Bringing a rocket ship to business operations for a diverse landscape of customers is no easy task, and many businesses have created new revenue streams to stay afloat. Astra, Rocket Lab and Virgin Orbit have all gone public over the past year through mergers with Special Purpose Acquisition Companies, or SPACs. Astra reaped a cash boost of $500 million on its stock listing. Virgin Orbit grossed $483 million.
“After demonstrating our technology and getting it into service,” Virgin Orbit chief executive Dan Hart said of his company’s LauncherOne rocket, “it became clear that we needed to accelerate, and we needed capital to get there.”
Mr. Hart added that going public through a SPAC opens up other opportunities. “It puts us in a place that can give us other tools and flexibility,” he said.
But going public at the start of a rocket venture also adds more pressure for success at a time when engineers are still experimenting and learning about rocket development and when failure is foreseen. Investors, however, can potentially view incidents on and off the launch pad as business risks, as implied by Thursday’s brief freeze in Astra shares.
While companies like Astra have barely come off the launch pad, they may also be looking to diversify their business.
Caleb Henry, launch industry analyst at Quilty Analytics, said some of the companies that have gone public using SPACs see “a need to buy other companies in order to get closer to the revenue projections they have placed on the market.”
Astra’s Mr Kemp said buying small companies that specialize in building high-tech spacecraft components will be key to the growth of many small launch companies after their IPOs, a strategy he suggested was aimed at extending business services.
Astra last year acquired Apollo Fusion, a company specializing in small electric propulsion systems for space satellites.
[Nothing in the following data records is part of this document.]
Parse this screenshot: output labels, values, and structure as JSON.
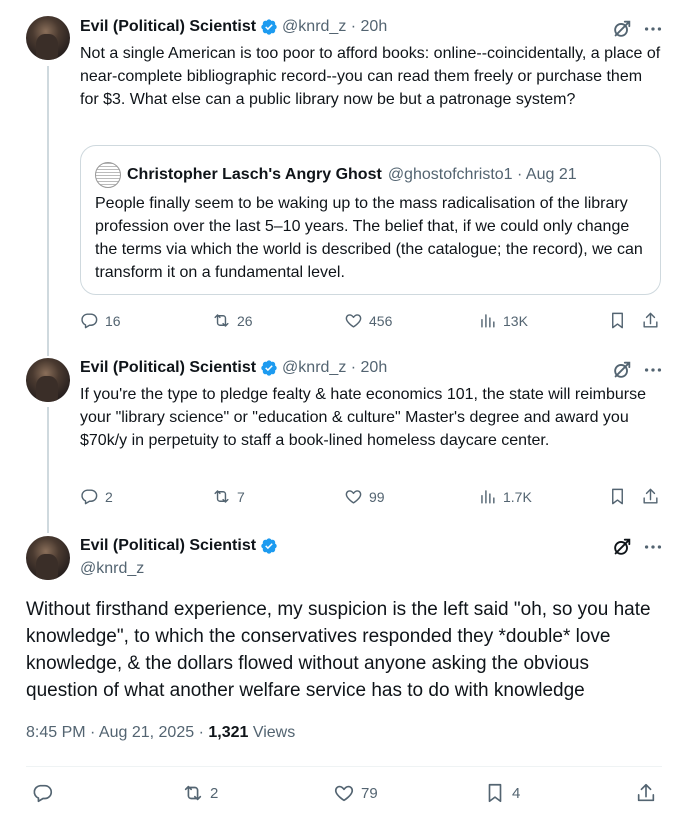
{
  "tweet1": {
    "name": "Evil (Political) Scientist",
    "handle_time": "@knrd_z · 20h",
    "text": "Not a single American is too poor to afford books: online--coincidentally, a place of near-complete bibliographic record--you can read them freely or purchase them for $3. What else can a public library now be but a patronage system?",
    "quote": {
      "name": "Christopher Lasch's Angry Ghost",
      "handle_time": "@ghostofchristo1 · Aug 21",
      "text": "People finally seem to be waking up to the mass radicalisation of the library profession over the last 5–10 years. The belief that, if we could only change the terms via which the world is described (the catalogue; the record), we can transform it on a fundamental level."
    },
    "replies": "16",
    "reposts": "26",
    "likes": "456",
    "views": "13K"
  },
  "tweet2": {
    "name": "Evil (Political) Scientist",
    "handle_time": "@knrd_z · 20h",
    "text": "If you're the type to pledge fealty & hate economics 101, the state will reimburse your \"library science\" or \"education & culture\" Master's degree and award you $70k/y in perpetuity to staff a book-lined homeless daycare center.",
    "replies": "2",
    "reposts": "7",
    "likes": "99",
    "views": "1.7K"
  },
  "main": {
    "name": "Evil (Political) Scientist",
    "handle": "@knrd_z",
    "text": "Without firsthand experience, my suspicion is the left said \"oh, so you hate knowledge\", to which the conservatives responded they *double* love knowledge, & the dollars flowed without anyone asking the obvious question of what another welfare service has to do with knowledge",
    "time": "8:45 PM · Aug 21, 2025 · ",
    "views_count": "1,321",
    "views_label": " Views",
    "reposts": "2",
    "likes": "79",
    "bookmarks": "4"
  },
  "colors": {
    "verified": "#1d9bf0",
    "muted": "#536471",
    "border": "#cfd9de"
  },
  "icons": [
    "grok-icon",
    "more-icon",
    "reply-icon",
    "repost-icon",
    "like-icon",
    "views-icon",
    "bookmark-icon",
    "share-icon",
    "verified-icon"
  ]
}
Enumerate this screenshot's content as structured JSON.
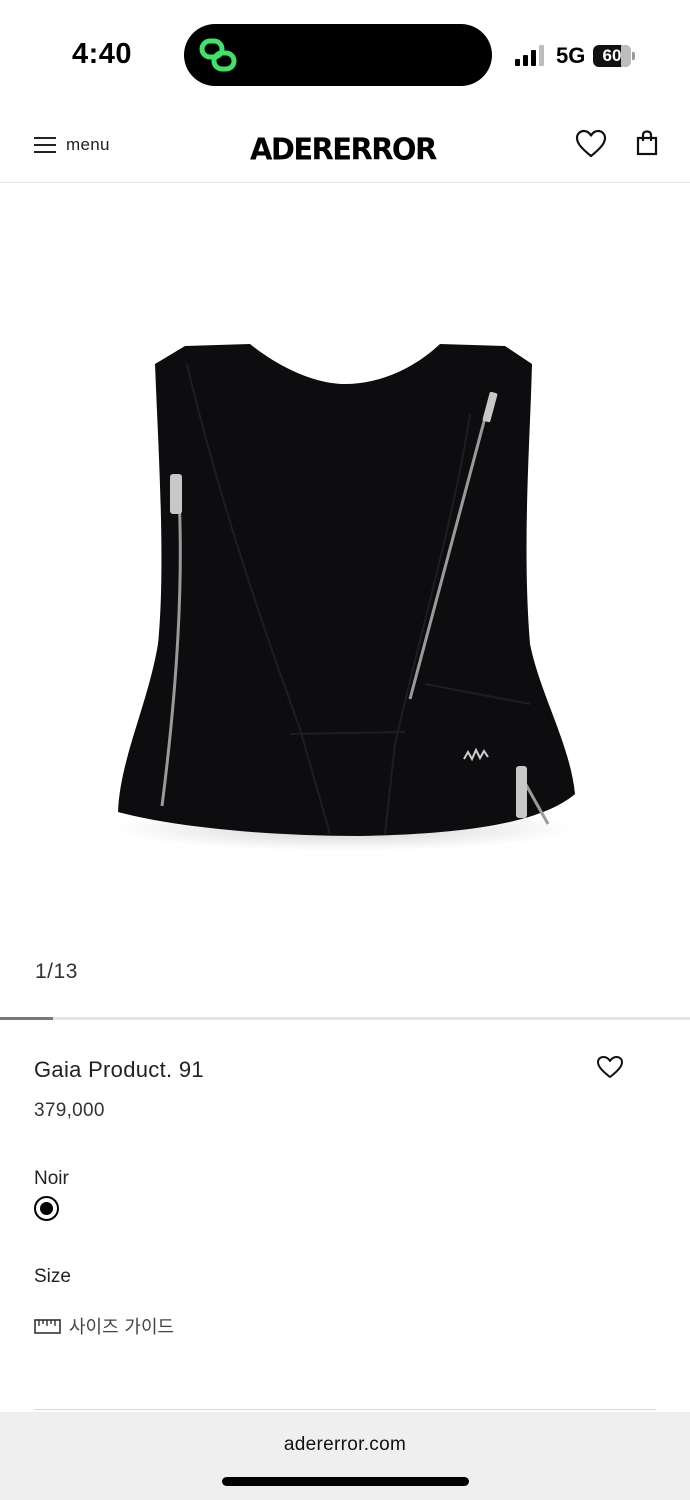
{
  "status_bar": {
    "time": "4:40",
    "network": "5G",
    "battery": "60"
  },
  "header": {
    "menu_label": "menu",
    "logo": "ADERERROR"
  },
  "gallery": {
    "counter": "1/13",
    "progress": 0.077
  },
  "product": {
    "name": "Gaia Product. 91",
    "price": "379,000",
    "color_label": "Noir",
    "size_label": "Size",
    "size_guide": "사이즈 가이드"
  },
  "browser": {
    "url": "adererror.com"
  },
  "colors": {
    "accent_green": "#3ee36a",
    "text": "#222222",
    "garment": "#0d0d0f"
  }
}
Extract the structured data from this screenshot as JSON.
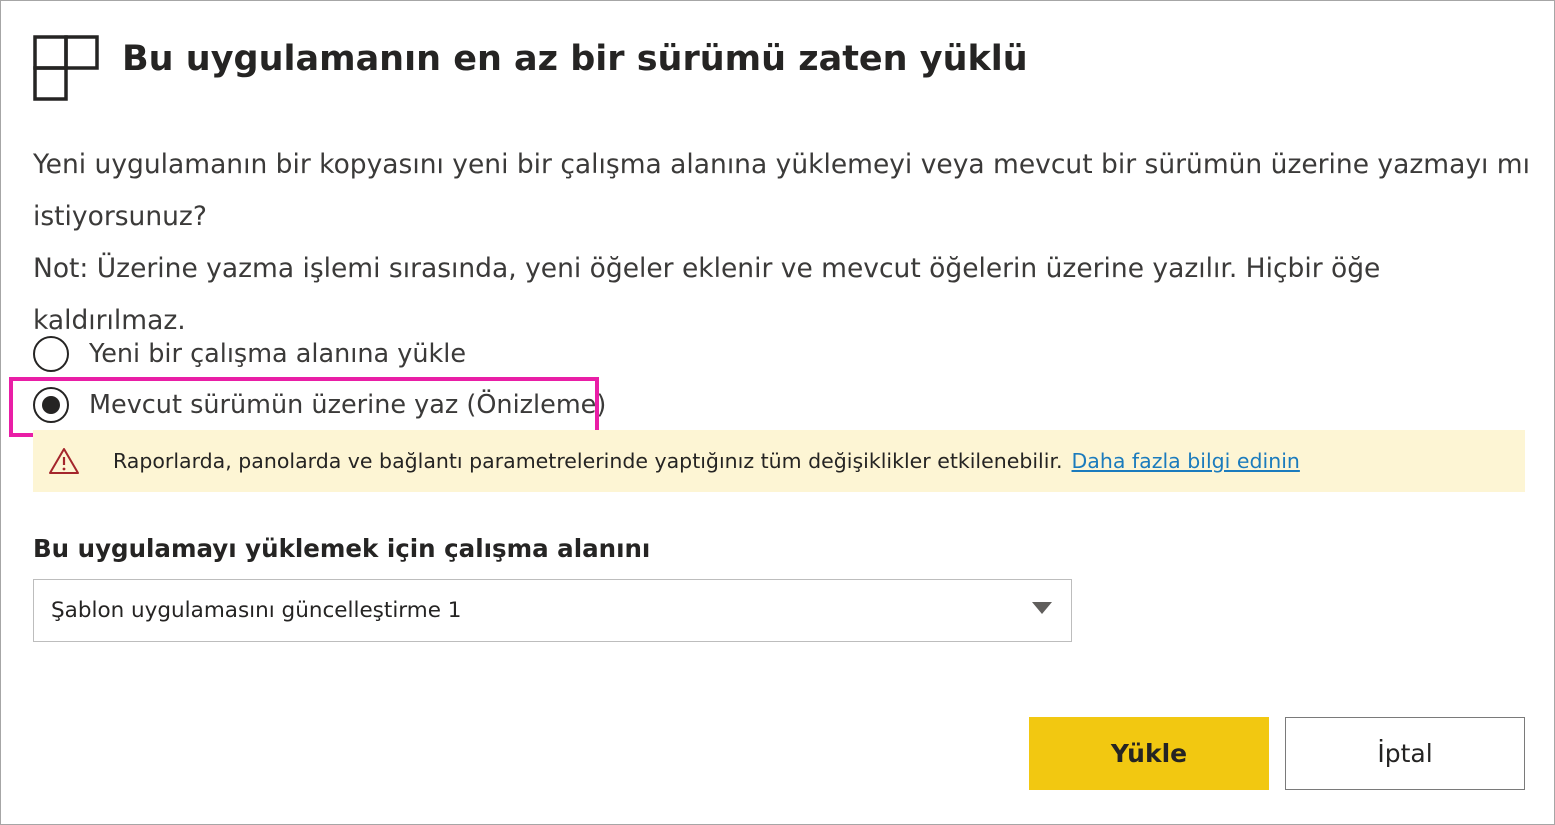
{
  "dialog": {
    "icon": "app-grid-icon",
    "title": "Bu uygulamanın en az bir sürümü zaten yüklü",
    "description_line1": "Yeni uygulamanın bir kopyasını yeni bir çalışma alanına yüklemeyi veya mevcut bir sürümün üzerine yazmayı mı istiyorsunuz?",
    "description_line2": "Not: Üzerine yazma işlemi sırasında, yeni öğeler eklenir ve mevcut öğelerin üzerine yazılır. Hiçbir öğe kaldırılmaz."
  },
  "options": [
    {
      "label": "Yeni bir çalışma alanına yükle",
      "selected": false
    },
    {
      "label": "Mevcut sürümün üzerine yaz (Önizleme)",
      "selected": true
    }
  ],
  "highlight_color": "#e91ea6",
  "warning": {
    "icon": "warning-triangle-icon",
    "text": "Raporlarda, panolarda ve bağlantı parametrelerinde yaptığınız tüm değişiklikler etkilenebilir.",
    "link": "Daha fazla bilgi edinin",
    "background": "#fdf5d4"
  },
  "workspace": {
    "label": "Bu uygulamayı yüklemek için çalışma alanını",
    "selected_value": "Şablon uygulamasını güncelleştirme 1"
  },
  "buttons": {
    "install": "Yükle",
    "cancel": "İptal",
    "accent": "#f2c811"
  }
}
Rocket Lab, which has many successful launches to date, took similar steps last year when it acquired three companies after its IPO in August, spending about $162 million in total.
These recent efforts to expand revenue streams are partly the result of shifting launch demand from satellite companies. Companies developing vast networks of thousands of internet-broadcasting satellites, like Amazon’s Project Kuiper, are looking for ever-larger rockets to blast large satellite payloads into space simultaneously. Some companies, like Relativity and Rocket Lab, plan to build larger rockets to meet this demand.
“It’s a big, bold bet, but I think it’s the right one because it’s very clear that’s where the market opportunity really is,” said Tim Ellis, chief executive of Relativity, about his company’s plan to begin developing a larger rocket, Terran R, even before its first rocket launches.
ABL Space Systems could follow the trend by designing larger rockets. “We see the same sources of demand driving these decisions, and we expect to meet them,” said Dan Piemont, the company’s chief financial officer. The company’s first launch of its smallest rocket could be delayed from early 2022 after a test crash in January.
Astra has not revealed any plans for a larger rocket. But it maintained a goal of being able to launch up to 1,102 pounds of satellites into low Earth orbit in the future, more than double the capacity of its current rocket.